Role Of Your Birth Partner
Role Of Your Birth Partner
Birth partners are important in helping labor go smoothly as they can provide both emotional and physical support. While everyone that probably comes to your house or meets up with you from the time they find out Mama is pregnant until months after the new baby arrives only wants to know how Mama and baby are doing - your role is important.
The support that a birth partner gives Mama through pregnancy, labor and delivery, and postpartum are invaluable in assisting her and boost her confidence. Birth partners can help by doing some of these things through pregnancy as well as during labor & delivery.
Understand Her Wants & Needs
Birth doesn't always go as planned, so be aware of what mama wants. Talk about the things that Mama wants or doesnt want for labor and delivery so that you have a guideline to work from. This will help you anticipate what she may want and will allow to even pack some of them ahead of time.
Take Care Of You Too
It’s not unheard of for a birth partner to be overwhelmed or feel unwell during the event. It is often because your are dehydrated or haven't eaten. Sometimes birth can be long and if mama doesn't eat, the partner tries not to eat too. Take care of you, so you can take care of her. Its okay to take a break, if you have family or a doula there, they can cover you for a quick break to the cafeteria.
Try and take some pictures or video of the big day. You are going to want some memories of this day later down the road. They don't have to be perfect, candids or little snapshots throughout the day are perfect momentos. If you want something more talk to a family member, ask your doula, or hire a birth photographer.
Manage Your Fears

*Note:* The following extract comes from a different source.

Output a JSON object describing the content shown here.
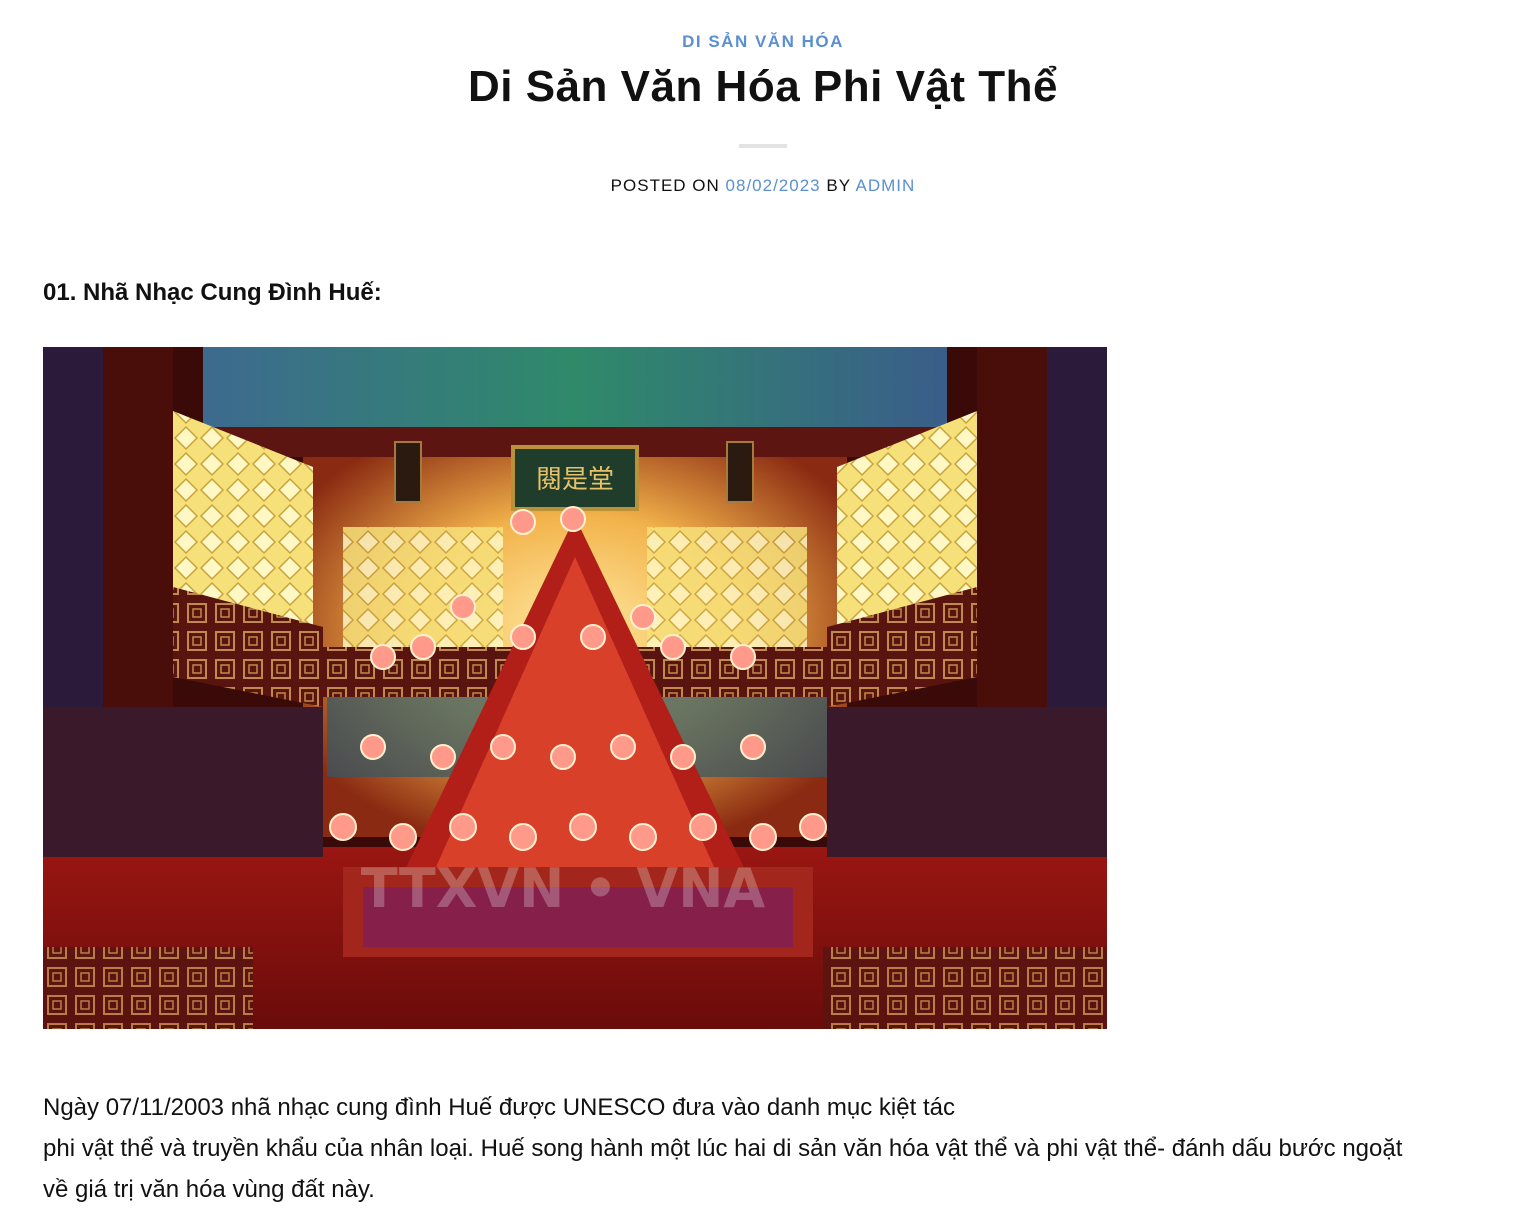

If you’re overwhelmed by the process, then you won’t be in a position to help her. Mentally prepare yourself by watching YouTube videos beforehand so you’ll know what labor looks and sounds like. Consider taking a childbirth class, they really are as much for you as they are for Mama. Childbirth classes are great at letting you know what to expect and can even help you with determining how to help mama feel comfortable during labor, birth positions, what labor will be like as well as life after baby and you can meet others going through pregnancy at the same time to talk to.
Help keep mama focused on other things. Labor can be long and if she is too focused on the contractions, especially during early labor before you get to the hospital, it can slow things down. Keep her focused on what would normally be going on; take a nap or take her out to a meal, watch a movie, play a game, or take a walk and let gravity help.
Find a nurse, talk to the doctor. Be involved in her care and asked the questions that need to be asked. Let them know what she wants if she is not speaking up because she is preoccupied with the labor. This can sometimes be intimidating as they are the ones taking care of your partner and child. You can also choose to hire a birth doula to be at your birth. Doula’s are great for helping Mama through labor - whether its keeping her moving in different positions or advocating for Mama and asking questions, doulas can be a great resource.
Make it feel like home
Hospitals are neutral spaces and can sometimes feel cold and empty. Try to make the hospital feel like home if you can; bring her favorite pillow or blanket, bring music if she wants music, snacks to eat or even cards to play (friendly game of Uno, anyone?). These little comforts of home can make all the difference.
Help mama out by making sure the house is ready for when you get home. Make sure the house has groceries ahead of time if possible, order take out, do the chores you normally wouldn't do around the house. Make sure mama has what she needs. Often, the first week can be the hardest as you adjust to the new normal. Take time off if possible to be with Mama and your new baby. Regardless if she has delivered vaginally or had a cesarean, she will be sore and could use all the support she can get.